### THE TASK
Once you have checked the records that follow, state how many of their lines hold "description", giving the number only.

RAW DATA section start

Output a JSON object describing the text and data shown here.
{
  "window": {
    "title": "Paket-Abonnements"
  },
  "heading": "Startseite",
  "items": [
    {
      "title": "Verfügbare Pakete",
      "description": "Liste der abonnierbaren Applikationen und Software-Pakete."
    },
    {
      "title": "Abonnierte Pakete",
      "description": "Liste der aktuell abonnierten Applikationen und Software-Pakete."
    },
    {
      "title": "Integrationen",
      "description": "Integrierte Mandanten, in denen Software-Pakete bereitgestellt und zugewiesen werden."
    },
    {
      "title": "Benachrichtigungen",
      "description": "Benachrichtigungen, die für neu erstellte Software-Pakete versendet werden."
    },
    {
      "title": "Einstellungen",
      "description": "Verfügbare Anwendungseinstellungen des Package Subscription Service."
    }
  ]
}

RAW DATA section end
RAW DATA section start

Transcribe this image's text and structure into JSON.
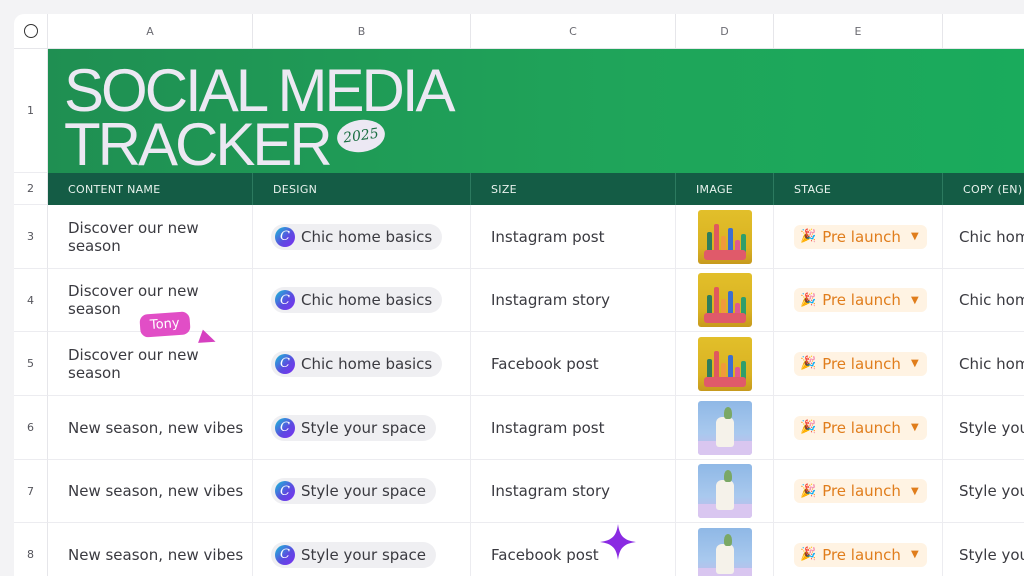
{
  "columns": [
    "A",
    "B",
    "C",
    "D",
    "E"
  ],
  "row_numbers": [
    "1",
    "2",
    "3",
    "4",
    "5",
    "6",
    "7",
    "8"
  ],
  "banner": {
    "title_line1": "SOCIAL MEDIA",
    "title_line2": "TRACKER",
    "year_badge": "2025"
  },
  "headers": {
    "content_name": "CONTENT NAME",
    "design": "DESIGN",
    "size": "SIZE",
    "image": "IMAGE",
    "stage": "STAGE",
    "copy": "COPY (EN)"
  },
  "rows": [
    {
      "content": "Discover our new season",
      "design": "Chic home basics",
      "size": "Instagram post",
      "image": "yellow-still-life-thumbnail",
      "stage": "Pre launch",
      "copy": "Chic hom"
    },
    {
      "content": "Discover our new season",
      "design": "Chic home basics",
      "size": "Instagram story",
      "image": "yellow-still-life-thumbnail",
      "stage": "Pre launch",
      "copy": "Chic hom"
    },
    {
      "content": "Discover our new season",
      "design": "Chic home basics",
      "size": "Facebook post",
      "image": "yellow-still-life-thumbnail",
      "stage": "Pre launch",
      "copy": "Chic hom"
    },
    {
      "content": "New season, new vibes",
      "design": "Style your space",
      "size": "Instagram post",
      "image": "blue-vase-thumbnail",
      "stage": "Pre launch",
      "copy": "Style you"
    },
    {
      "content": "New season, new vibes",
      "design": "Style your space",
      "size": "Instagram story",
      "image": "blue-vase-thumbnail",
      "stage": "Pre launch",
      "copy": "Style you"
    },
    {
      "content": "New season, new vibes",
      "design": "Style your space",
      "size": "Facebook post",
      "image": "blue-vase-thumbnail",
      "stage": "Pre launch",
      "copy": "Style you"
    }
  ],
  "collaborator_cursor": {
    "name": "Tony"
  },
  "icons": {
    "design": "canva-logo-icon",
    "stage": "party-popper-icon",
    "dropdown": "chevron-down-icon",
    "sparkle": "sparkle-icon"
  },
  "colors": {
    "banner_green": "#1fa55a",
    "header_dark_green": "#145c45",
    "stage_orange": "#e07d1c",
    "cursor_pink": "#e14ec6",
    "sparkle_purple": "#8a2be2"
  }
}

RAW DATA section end

### FINISHED EXERCISE
5